Locate each line below that includes "title" and reproduce it.

[Entries from a dataset of interfaces]
● ● ●

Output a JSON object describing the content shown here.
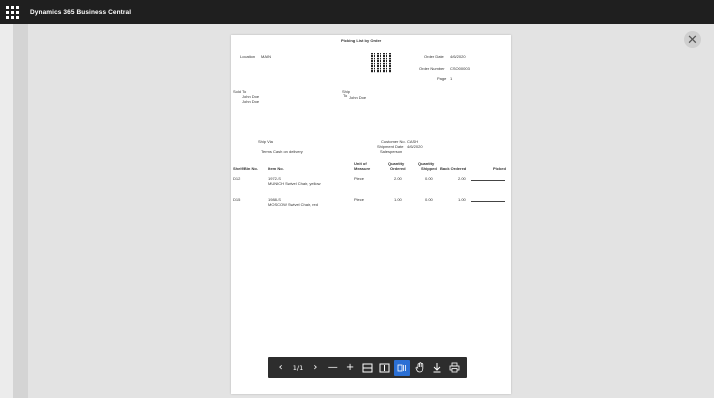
{
  "app": {
    "title": "Dynamics 365 Business Central"
  },
  "report": {
    "title": "Picking List by Order",
    "location_label": "Location",
    "location_value": "MAIN",
    "order_date_label": "Order Date",
    "order_date_value": "4/6/2020",
    "order_number_label": "Order Number",
    "order_number_value": "CSO00003",
    "page_label": "Page",
    "page_value": "1",
    "sold_to_label": "Sold To",
    "sold_to_line1": "John Doe",
    "sold_to_line2": "John Doe",
    "ship_label": "Ship",
    "ship_to_label": "To",
    "ship_to_value": "John Doe",
    "ship_via_label": "Ship Via",
    "terms_label": "Terms",
    "terms_value": "Cash on delivery",
    "customer_no_label": "Customer No.",
    "customer_no_value": "CASH",
    "shipment_date_label": "Shipment Date",
    "shipment_date_value": "4/6/2020",
    "salesperson_label": "Salesperson",
    "columns": {
      "shelf": "Shelf/Bin No.",
      "item": "Item No.",
      "uom_1": "Unit of",
      "uom_2": "Measure",
      "qty_ordered_1": "Quantity",
      "qty_ordered_2": "Ordered",
      "qty_shipped_1": "Quantity",
      "qty_shipped_2": "Shipped",
      "back_ordered": "Back Ordered",
      "picked": "Picked"
    },
    "rows": [
      {
        "shelf": "D12",
        "item_no": "1972-S",
        "description": "MUNICH Swivel Chair, yellow",
        "uom": "Piece",
        "ordered": "2.00",
        "shipped": "0.00",
        "back": "2.00"
      },
      {
        "shelf": "D15",
        "item_no": "1988-S",
        "description": "MOSCOW Swivel Chair, red",
        "uom": "Piece",
        "ordered": "1.00",
        "shipped": "0.00",
        "back": "1.00"
      }
    ]
  },
  "toolbar": {
    "prev_icon": "chevron-left-icon",
    "page_indicator": "1/1",
    "next_icon": "chevron-right-icon",
    "zoom_out_icon": "minus-icon",
    "zoom_in_icon": "plus-icon",
    "fit_width_icon": "fit-width-icon",
    "fit_page_icon": "fit-page-icon",
    "read_mode_icon": "view-mode-icon",
    "pan_icon": "hand-icon",
    "download_icon": "download-icon",
    "print_icon": "print-icon",
    "active_color": "#2a6fd4"
  },
  "close_icon": "close-icon"
}
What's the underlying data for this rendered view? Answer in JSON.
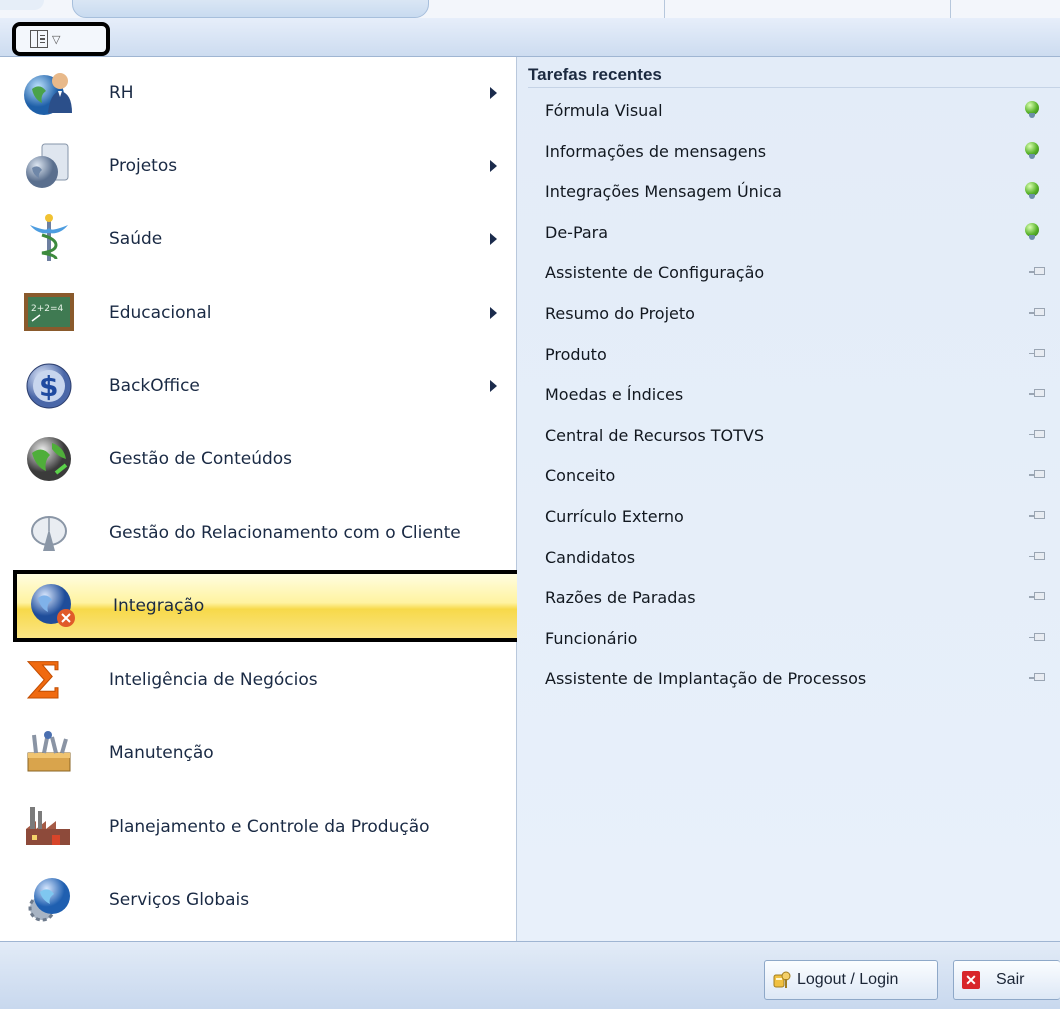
{
  "header": {
    "menu_icon": "panel-menu-icon"
  },
  "modules": [
    {
      "label": "RH",
      "icon": "hr-person-globe-icon",
      "has_submenu": true
    },
    {
      "label": "Projetos",
      "icon": "projects-globe-icon",
      "has_submenu": true
    },
    {
      "label": "Saúde",
      "icon": "health-caduceus-icon",
      "has_submenu": true
    },
    {
      "label": "Educacional",
      "icon": "education-chalkboard-icon",
      "has_submenu": true
    },
    {
      "label": "BackOffice",
      "icon": "dollar-coin-icon",
      "has_submenu": true
    },
    {
      "label": "Gestão de Conteúdos",
      "icon": "content-globe-icon",
      "has_submenu": false
    },
    {
      "label": "Gestão do Relacionamento com o Cliente",
      "icon": "crm-satellite-icon",
      "has_submenu": false
    },
    {
      "label": "Integração",
      "icon": "integration-globe-icon",
      "has_submenu": false,
      "selected": true
    },
    {
      "label": "Inteligência de Negócios",
      "icon": "sigma-icon",
      "has_submenu": false
    },
    {
      "label": "Manutenção",
      "icon": "maintenance-toolbox-icon",
      "has_submenu": false
    },
    {
      "label": "Planejamento e Controle da Produção",
      "icon": "factory-icon",
      "has_submenu": false
    },
    {
      "label": "Serviços Globais",
      "icon": "global-services-gear-icon",
      "has_submenu": false
    }
  ],
  "recent": {
    "title": "Tarefas recentes",
    "items": [
      {
        "label": "Fórmula Visual",
        "pinned": true
      },
      {
        "label": "Informações de mensagens",
        "pinned": true
      },
      {
        "label": "Integrações Mensagem Única",
        "pinned": true
      },
      {
        "label": "De-Para",
        "pinned": true
      },
      {
        "label": "Assistente de Configuração",
        "pinned": false
      },
      {
        "label": "Resumo do Projeto",
        "pinned": false
      },
      {
        "label": "Produto",
        "pinned": false
      },
      {
        "label": "Moedas e Índices",
        "pinned": false
      },
      {
        "label": "Central de Recursos TOTVS",
        "pinned": false
      },
      {
        "label": "Conceito",
        "pinned": false
      },
      {
        "label": "Currículo Externo",
        "pinned": false
      },
      {
        "label": "Candidatos",
        "pinned": false
      },
      {
        "label": "Razões de Paradas",
        "pinned": false
      },
      {
        "label": "Funcionário",
        "pinned": false
      },
      {
        "label": "Assistente de Implantação de Processos",
        "pinned": false
      }
    ]
  },
  "footer": {
    "logout_label": "Logout / Login",
    "exit_label": "Sair"
  }
}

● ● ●

• _Expected answer_:
    "title": "Dynamics 365 Business Central"
    "title": "Picking List by Order",
    "title": "Tarefas recentes",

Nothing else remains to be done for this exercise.